RECORDS SUPPLIED Start Marker
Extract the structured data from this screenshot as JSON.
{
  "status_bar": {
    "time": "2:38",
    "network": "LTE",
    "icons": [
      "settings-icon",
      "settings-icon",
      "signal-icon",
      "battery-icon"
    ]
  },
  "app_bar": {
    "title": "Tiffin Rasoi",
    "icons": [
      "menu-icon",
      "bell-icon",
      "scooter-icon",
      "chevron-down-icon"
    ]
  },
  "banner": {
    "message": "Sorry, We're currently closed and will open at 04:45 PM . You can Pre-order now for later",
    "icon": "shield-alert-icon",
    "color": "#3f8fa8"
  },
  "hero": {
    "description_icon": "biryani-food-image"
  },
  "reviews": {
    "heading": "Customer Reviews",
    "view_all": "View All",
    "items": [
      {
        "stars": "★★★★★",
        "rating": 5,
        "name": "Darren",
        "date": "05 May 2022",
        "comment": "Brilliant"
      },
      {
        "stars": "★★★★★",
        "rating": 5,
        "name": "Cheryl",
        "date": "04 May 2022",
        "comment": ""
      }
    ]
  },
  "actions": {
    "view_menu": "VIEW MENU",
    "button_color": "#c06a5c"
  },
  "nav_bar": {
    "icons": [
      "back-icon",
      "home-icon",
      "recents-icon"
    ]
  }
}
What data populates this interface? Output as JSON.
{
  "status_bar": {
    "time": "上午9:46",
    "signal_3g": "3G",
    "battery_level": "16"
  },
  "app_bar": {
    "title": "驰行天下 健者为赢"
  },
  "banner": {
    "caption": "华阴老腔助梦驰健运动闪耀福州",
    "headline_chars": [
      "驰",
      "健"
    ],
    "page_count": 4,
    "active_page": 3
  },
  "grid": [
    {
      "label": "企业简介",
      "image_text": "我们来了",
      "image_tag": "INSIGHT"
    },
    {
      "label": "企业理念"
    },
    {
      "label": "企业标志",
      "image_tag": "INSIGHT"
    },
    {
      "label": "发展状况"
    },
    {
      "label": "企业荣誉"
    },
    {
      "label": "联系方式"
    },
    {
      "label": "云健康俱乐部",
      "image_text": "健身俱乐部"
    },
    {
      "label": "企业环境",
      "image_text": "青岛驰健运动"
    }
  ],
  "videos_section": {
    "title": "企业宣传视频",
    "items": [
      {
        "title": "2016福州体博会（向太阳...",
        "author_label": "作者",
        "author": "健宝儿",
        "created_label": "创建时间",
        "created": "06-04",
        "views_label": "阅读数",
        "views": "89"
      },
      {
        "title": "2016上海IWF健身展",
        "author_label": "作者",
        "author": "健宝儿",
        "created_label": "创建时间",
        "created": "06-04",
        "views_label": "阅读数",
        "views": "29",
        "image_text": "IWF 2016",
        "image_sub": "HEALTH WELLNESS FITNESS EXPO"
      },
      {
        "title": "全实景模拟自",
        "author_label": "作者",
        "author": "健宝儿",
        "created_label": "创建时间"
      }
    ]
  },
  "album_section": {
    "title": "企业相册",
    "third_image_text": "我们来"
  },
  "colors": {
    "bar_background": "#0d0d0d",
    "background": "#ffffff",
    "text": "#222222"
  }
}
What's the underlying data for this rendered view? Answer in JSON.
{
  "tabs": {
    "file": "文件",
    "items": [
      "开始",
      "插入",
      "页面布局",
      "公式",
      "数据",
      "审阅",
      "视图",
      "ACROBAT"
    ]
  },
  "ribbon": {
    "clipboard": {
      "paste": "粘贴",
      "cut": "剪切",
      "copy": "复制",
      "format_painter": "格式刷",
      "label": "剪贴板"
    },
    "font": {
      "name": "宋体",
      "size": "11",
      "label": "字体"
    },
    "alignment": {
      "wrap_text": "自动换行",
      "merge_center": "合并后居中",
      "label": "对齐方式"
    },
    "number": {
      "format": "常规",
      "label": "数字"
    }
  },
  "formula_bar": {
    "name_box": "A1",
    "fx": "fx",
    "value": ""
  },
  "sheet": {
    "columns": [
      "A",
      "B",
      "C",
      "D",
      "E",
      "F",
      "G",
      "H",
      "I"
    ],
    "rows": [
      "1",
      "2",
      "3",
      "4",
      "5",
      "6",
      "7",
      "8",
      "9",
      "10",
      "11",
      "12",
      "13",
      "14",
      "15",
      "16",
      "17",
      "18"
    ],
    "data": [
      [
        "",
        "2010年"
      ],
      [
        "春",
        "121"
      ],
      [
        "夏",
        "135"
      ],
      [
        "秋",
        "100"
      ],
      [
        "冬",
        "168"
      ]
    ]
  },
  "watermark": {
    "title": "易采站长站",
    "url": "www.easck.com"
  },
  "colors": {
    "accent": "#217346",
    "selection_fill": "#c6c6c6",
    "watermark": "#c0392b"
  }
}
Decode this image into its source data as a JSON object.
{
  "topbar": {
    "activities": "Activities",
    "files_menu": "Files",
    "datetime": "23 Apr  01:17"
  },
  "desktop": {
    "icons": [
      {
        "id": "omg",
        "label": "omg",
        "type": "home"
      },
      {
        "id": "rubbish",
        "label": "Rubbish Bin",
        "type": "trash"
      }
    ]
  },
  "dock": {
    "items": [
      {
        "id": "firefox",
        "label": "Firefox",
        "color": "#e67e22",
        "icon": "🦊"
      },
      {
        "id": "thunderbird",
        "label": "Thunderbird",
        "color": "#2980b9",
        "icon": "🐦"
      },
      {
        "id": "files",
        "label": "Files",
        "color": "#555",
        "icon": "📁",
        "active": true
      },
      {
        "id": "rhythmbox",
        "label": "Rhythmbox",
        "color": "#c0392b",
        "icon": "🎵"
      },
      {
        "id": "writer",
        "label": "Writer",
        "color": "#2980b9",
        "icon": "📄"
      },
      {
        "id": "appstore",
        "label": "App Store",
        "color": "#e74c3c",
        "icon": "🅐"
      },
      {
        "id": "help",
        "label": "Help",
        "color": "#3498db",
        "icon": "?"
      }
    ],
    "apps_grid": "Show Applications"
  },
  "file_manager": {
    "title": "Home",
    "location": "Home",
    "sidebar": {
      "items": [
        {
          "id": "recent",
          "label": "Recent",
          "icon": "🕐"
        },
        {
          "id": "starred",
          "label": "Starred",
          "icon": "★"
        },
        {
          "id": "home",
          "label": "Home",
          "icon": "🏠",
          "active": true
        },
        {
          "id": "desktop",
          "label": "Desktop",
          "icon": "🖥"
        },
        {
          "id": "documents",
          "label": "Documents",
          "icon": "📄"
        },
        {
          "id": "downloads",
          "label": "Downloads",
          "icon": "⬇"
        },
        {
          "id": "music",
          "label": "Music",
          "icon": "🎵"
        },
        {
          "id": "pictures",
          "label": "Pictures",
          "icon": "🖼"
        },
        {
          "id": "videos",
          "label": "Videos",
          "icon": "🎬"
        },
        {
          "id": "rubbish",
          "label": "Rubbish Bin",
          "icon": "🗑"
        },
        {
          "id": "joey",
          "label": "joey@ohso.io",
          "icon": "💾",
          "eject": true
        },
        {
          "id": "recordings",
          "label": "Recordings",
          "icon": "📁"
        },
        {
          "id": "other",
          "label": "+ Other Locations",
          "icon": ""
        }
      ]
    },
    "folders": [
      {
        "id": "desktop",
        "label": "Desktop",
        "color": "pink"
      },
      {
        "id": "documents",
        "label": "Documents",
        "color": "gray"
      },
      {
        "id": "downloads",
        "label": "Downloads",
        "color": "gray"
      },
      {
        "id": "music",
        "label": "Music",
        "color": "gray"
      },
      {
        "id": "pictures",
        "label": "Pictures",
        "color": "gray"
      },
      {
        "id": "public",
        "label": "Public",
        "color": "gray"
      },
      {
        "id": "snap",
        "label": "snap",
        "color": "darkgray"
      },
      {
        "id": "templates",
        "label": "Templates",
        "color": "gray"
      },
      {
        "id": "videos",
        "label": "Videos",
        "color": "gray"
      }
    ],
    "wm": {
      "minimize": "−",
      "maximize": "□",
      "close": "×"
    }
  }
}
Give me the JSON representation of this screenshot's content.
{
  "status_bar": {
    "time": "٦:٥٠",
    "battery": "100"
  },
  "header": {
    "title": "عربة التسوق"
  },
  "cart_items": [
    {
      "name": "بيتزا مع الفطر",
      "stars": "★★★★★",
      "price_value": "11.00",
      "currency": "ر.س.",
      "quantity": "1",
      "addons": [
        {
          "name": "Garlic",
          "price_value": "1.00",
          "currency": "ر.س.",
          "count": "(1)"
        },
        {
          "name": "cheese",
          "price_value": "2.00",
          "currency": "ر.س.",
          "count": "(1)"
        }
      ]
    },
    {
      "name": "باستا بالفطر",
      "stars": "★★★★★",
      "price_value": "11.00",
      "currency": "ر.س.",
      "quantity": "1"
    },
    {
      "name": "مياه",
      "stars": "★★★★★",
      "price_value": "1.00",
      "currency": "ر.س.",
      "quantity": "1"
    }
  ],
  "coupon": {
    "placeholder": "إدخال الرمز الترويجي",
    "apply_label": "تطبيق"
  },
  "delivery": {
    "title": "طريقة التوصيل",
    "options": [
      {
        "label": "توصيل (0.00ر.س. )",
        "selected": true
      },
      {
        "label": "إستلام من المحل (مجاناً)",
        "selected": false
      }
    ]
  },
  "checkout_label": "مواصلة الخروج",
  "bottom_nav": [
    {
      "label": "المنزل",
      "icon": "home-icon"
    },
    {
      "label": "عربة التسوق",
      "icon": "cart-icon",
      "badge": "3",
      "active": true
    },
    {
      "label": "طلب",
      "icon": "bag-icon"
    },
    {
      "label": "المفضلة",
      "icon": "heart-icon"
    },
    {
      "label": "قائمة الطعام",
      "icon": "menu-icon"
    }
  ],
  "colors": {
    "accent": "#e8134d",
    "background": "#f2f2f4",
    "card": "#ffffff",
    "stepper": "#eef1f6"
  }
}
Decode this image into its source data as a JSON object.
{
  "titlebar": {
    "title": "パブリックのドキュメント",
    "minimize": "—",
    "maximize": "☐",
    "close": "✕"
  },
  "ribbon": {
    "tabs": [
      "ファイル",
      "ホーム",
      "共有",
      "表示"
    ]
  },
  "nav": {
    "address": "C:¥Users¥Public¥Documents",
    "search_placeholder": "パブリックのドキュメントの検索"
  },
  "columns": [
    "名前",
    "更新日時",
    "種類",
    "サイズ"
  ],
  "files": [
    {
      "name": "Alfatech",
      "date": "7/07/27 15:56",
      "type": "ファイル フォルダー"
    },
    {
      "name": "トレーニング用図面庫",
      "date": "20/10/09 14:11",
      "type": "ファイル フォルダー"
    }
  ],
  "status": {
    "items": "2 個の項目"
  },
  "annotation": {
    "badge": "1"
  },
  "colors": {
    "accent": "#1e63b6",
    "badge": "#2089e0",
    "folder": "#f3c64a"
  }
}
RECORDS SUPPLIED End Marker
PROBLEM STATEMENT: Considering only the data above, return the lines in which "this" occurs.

YOUR SOLUTION:
Extract the structured data from this screenshot as JSON.
What data populates this interface? Output as JSON.
What's the underlying data for this rendered view? Answer in JSON.
Decode this image into its source data as a JSON object.
Give me the JSON representation of this screenshot's content.
Decode this image into its source data as a JSON object.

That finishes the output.